One great reason to consider an inventory management system is to help your small business keep your inventory carrying costs down. But how do you know if you’re inventory management process is making your business more efficient and saving on costs over time?
We’ve put together a list of four crucial metrics that you should keep a close eye on over the course of the year: inventory turnover, average days to sell, return on investment, and inventory carrying costs. Tracking metrics can help you make decisions about scaling your business, forecasting sales, and identifying opportunities to hone your supply chain operations.
1. What is inventory turnover?

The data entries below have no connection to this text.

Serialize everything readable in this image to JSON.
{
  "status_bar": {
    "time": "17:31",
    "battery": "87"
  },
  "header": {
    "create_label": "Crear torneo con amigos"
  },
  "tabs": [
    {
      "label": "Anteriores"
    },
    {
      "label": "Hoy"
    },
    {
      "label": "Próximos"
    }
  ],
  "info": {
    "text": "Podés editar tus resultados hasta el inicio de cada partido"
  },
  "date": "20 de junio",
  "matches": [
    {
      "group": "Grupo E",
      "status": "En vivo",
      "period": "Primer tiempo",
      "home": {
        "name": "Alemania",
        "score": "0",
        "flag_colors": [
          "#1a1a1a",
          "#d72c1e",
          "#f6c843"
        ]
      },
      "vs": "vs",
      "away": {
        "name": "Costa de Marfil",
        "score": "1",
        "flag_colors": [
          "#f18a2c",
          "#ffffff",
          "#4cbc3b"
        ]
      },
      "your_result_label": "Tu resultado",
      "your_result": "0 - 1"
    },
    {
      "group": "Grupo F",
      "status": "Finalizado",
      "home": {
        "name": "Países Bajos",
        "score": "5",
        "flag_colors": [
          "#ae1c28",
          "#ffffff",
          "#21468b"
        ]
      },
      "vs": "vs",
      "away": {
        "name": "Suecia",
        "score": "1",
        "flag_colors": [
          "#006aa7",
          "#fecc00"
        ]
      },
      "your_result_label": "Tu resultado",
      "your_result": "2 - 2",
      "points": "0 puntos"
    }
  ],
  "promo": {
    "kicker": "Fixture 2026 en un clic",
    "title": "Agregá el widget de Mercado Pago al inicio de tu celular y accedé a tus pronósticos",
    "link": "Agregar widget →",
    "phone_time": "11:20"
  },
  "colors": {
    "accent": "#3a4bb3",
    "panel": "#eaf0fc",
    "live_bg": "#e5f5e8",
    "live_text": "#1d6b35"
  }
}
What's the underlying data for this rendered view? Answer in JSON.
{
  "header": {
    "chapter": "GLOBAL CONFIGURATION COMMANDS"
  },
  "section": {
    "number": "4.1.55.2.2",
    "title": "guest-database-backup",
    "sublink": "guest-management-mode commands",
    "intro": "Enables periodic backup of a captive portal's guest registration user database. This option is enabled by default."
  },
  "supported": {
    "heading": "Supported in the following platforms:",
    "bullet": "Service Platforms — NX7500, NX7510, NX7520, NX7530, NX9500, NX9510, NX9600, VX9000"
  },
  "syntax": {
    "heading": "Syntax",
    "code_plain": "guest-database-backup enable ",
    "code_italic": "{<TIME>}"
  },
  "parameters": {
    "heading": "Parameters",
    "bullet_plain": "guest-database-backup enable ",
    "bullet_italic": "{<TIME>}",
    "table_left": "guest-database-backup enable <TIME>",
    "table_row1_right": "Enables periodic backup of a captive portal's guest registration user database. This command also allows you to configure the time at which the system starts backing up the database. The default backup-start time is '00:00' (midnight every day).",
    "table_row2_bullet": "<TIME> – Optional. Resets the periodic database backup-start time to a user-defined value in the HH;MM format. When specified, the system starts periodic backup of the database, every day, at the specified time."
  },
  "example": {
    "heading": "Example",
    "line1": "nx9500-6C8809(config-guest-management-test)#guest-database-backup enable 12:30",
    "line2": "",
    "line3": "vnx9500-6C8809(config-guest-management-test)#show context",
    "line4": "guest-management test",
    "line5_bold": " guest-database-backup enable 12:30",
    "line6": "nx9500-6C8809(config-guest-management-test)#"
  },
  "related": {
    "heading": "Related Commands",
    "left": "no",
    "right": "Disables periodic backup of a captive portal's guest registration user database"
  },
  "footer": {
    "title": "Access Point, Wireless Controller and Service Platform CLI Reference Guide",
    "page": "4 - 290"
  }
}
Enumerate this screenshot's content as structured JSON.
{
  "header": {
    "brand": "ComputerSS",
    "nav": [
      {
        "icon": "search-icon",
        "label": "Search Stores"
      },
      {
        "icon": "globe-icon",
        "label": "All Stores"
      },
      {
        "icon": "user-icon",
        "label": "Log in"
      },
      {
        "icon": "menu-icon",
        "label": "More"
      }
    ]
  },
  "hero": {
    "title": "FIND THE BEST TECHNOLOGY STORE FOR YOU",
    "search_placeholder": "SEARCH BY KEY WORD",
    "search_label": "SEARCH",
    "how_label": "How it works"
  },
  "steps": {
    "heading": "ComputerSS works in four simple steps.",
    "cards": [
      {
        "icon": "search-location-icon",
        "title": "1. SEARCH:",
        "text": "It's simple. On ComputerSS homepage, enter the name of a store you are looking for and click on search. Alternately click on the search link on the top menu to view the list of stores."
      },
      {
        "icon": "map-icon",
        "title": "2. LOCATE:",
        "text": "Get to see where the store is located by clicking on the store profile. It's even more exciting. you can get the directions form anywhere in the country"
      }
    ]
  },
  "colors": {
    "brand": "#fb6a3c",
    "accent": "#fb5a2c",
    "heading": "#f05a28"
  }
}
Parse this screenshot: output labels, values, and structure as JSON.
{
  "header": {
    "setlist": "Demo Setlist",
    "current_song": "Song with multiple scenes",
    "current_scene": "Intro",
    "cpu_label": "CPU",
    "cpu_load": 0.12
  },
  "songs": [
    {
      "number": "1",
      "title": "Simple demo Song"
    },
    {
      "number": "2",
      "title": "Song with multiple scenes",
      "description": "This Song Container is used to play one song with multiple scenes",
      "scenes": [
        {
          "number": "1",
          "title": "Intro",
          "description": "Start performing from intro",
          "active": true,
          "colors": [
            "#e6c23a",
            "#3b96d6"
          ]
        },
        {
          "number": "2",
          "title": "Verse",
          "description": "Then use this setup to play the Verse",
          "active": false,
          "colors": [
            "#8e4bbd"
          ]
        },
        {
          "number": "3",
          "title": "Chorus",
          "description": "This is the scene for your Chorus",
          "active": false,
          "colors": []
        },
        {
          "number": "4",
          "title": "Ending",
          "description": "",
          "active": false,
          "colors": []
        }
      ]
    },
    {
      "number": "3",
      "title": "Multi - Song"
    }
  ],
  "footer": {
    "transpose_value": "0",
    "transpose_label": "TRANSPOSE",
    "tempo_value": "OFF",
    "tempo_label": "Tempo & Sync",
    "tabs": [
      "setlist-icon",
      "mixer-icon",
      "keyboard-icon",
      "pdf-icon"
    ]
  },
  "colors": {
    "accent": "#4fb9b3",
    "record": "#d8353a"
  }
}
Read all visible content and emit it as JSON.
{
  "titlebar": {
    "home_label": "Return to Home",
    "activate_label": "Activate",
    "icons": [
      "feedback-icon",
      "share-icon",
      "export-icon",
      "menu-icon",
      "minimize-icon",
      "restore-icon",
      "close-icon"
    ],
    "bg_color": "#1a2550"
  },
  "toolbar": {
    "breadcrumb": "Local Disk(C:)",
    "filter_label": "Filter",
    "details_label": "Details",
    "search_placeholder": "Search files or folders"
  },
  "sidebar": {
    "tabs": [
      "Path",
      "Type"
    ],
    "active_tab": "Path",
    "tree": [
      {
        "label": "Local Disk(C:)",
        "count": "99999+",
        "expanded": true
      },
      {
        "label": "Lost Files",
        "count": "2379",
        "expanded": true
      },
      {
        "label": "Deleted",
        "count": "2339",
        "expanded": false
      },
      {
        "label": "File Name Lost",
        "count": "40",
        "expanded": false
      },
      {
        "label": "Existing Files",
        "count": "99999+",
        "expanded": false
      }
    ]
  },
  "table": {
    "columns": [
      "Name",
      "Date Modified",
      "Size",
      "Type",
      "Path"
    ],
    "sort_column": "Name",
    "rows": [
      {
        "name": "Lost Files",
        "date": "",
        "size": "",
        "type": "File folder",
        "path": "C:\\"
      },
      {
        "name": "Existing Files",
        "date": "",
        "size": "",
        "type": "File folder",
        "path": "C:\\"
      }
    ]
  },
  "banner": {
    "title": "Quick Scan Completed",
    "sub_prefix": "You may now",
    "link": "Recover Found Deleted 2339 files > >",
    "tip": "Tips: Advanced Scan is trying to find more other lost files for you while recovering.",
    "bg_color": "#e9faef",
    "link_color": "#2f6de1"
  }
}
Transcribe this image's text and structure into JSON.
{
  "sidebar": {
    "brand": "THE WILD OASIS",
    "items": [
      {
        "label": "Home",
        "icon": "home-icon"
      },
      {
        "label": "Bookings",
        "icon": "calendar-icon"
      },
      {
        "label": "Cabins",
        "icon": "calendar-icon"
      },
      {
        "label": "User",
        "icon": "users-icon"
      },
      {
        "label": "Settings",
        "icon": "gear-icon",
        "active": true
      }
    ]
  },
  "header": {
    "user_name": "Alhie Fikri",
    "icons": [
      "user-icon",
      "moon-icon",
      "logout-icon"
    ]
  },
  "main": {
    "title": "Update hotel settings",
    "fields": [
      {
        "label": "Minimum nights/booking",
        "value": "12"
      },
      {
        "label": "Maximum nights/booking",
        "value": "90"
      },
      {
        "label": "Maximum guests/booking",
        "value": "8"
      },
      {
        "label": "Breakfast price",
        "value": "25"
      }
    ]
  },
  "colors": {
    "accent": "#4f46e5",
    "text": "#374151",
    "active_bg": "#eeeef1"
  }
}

Inventory turnover is the amount of times your inventory is sold and replaced over a certain time period (like a year), letting you know how your business is performing.
To calculate inventory turnover, divide cost of goods sold (COGS) by average inventory for your specific time period. Use average inventory to take seasonal fluctuations in sales into account. COGS can include cost of materials, labour costs directly related to producing goods, and any factory overhead or fixed costs associated directly with production.
Generally, a higher inventory turnover rate means you’re enjoying brisk sales. A low inventory turnover suggests that you could be ordering too much and it may be time to revise your ordering or production strategy.
You can calculate your inventory turnover rate for your entire stock, or just for a specific SKU so you can tell if specific items are selling faster or staying on your shelves longer.
2. What is average days to sell inventory (DSI)?
The average days to sell inventory (DSI) helps you put a figure on your inventory turnover. You’ll know how long it takes for you to sell your inventory each months, and it’ll also show how many days sales of inventory you have on hand at any given time.
Calculate DSI by dividing your average inventory by cost of goods sold. Multiply the result by 365.
Generally, a lower DSI is better because that shows that your inventory isn’t gathering dust in your warehouse for too long before being sold. However, if your average days needed to sell inventory is too low, you have the risk of running out of stock.
On the other hand, if you’re taking a long time to sell your inventory, you could be carrying too much slow-moving stock that is on the verge of turning into dead stock.
Different industries can expect different DSI. If you’re selling fresh foods, your DSI is likely to be a lot lower than if you’re selling furniture or other higher cost items.
3. Return on investment (ROI)
Calculating your return on investment (ROI) is an easy way to know how well your business is doing. You’ll know if you’re making a profit, and how much it is. And once you know how well your business is doing, you’ll be able to decide how much of your profit should be reinvested into the business to boost future growth.
To calculate your return on investment in your inventory stock, first subtract gain from investment (profit) from cost of investment. Divide the result by the cost of investment. Then multiply that total by 100.
Your cost of investment doesn’t just cover how much you’ve spent purchasing inventory, but also includes your inventory costs and the carrying costs attached to your inventory.
4. Carrying costs
Carrying costs include:
- Opportunity costs of investing in inventory.
- Storage costs for facility maintenance.
- Inventory service costs covering insurance and software applications.
- Inventory risks costs when shrinkage and obsolescence happen.
You need to keep your carrying costs at about 25% of your inventory value. If you want to reduce your expenditure on the carrying costs, you can start by reducing the size of your inventory.
To calculate carrying costs, use this formula:
Total inventory value/ Average annual inventory costs = Carrying costs
When it comes to keeping track of your costs and your sales, inventory management software can be a great help. With inventory management software, you’ll be able to generate sales reports, which can offer useful insights when you’re calculating key success metrics.
At some point in your inventory management journey, you might find that your inventory needs are complex enough that it’s time to make the move to a scalable inventory management solution. If you’re wondering about when’s the right time, check out this article on how to decide when it’s time to upgrade.